What this task involves: Search the entries below for "with". Report each line where it occurs.

+ + +

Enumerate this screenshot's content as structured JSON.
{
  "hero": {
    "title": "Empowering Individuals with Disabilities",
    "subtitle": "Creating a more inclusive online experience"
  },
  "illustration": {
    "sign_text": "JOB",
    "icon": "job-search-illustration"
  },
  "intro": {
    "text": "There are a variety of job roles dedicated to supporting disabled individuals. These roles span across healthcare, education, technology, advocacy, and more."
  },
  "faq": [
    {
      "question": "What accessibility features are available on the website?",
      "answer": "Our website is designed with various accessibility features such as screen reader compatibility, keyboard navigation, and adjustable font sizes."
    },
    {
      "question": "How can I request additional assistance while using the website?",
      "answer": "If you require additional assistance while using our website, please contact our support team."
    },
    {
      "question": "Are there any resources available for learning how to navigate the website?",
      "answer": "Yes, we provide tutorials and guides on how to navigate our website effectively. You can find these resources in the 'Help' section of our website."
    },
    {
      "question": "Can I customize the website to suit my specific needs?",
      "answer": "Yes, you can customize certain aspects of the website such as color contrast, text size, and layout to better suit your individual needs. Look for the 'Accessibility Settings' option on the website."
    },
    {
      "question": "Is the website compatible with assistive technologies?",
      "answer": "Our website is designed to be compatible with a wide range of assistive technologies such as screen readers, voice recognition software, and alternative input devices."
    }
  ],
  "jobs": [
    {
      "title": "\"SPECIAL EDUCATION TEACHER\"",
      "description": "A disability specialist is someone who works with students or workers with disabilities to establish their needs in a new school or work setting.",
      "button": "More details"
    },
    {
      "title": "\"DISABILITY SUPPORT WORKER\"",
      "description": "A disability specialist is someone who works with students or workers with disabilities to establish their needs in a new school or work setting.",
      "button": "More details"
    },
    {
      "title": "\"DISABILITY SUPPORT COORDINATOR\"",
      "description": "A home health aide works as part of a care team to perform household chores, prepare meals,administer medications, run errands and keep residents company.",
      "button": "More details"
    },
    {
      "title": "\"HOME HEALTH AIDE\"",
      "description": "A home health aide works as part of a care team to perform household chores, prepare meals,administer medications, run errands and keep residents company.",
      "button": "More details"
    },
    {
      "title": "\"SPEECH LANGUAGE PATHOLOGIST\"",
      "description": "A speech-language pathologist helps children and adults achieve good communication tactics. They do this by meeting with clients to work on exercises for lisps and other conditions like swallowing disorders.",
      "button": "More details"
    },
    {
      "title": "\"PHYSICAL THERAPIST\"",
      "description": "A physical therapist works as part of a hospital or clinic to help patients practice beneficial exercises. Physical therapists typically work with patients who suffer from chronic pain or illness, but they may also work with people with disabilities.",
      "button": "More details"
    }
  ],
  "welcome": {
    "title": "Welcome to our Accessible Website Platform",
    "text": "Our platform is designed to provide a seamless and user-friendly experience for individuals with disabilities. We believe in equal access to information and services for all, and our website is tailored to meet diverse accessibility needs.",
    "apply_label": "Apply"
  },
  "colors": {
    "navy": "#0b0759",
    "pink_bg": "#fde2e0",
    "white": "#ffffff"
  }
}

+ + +

Reply:
    "title": "Empowering Individuals with Disabilities",
      "answer": "Our website is designed with various accessibility features such as screen reader compatibility, keyboard navigation, and adjustable font sizes."
      "question": "Is the website compatible with assistive technologies?",
      "answer": "Our website is designed to be compatible with a wide range of assistive technologies such as screen readers, voice recognition software, and alternative input devices."
      "description": "A disability specialist is someone who works with students or workers with disabilities to establish their needs in a new school or work setting.",
      "description": "A disability specialist is someone who works with students or workers with disabilities to establish their needs in a new school or work setting.",
      "description": "A speech-language pathologist helps children and adults achieve good communication tactics. They do this by meeting with clients to work on exercises for lisps and other conditions like swallowing disorders.",
      "description": "A physical therapist works as part of a hospital or clinic to help patients practice beneficial exercises. Physical therapists typically work with patients who suffer from chronic pain or illness, but they may also work with people with disabilities.",
    "text": "Our platform is designed to provide a seamless and user-friendly experience for individuals with disabilities. We believe in equal access to information and services for all, and our website is tailored to meet diverse accessibility needs.",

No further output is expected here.